▸ Prompt:
Nothing in the records should change; write them all out again.

▸ Supplied material:

========================================

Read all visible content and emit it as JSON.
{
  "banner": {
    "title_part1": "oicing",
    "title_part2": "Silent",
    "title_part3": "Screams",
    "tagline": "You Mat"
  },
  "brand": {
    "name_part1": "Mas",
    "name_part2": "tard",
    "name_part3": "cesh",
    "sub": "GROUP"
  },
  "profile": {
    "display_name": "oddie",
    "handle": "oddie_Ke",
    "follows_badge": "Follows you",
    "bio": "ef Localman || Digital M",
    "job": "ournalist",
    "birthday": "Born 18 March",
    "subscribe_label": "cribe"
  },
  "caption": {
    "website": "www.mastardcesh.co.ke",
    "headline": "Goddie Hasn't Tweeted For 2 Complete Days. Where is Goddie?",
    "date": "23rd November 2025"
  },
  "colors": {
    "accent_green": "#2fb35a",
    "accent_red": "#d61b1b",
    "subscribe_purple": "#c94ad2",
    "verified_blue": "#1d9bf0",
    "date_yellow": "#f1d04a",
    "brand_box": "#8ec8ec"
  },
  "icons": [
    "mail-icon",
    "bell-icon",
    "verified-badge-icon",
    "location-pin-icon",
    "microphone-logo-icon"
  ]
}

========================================

▸ Task answer:
Read all visible content and emit it as JSON.
{
  "banner": {
    "title_part1": "oicing",
    "title_part2": "Silent",
    "title_part3": "Screams",
    "tagline": "You Mat"
  },
  "brand": {
    "name_part1": "Mas",
    "name_part2": "tard",
    "name_part3": "cesh",
    "sub": "GROUP"
  },
  "profile": {
    "display_name": "oddie",
    "handle": "oddie_Ke",
    "follows_badge": "Follows you",
    "bio": "ef Localman || Digital M",
    "job": "ournalist",
    "birthday": "Born 18 March",
    "subscribe_label": "cribe"
  },
  "caption": {
    "website": "www.mastardcesh.co.ke",
    "headline": "Goddie Hasn't Tweeted For 2 Complete Days. Where is Goddie?",
    "date": "23rd November 2025"
  },
  "colors": {
    "accent_green": "#2fb35a",
    "accent_red": "#d61b1b",
    "subscribe_purple": "#c94ad2",
    "verified_blue": "#1d9bf0",
    "date_yellow": "#f1d04a",
    "brand_box": "#8ec8ec"
  },
  "icons": [
    "mail-icon",
    "bell-icon",
    "verified-badge-icon",
    "location-pin-icon",
    "microphone-logo-icon"
  ]
}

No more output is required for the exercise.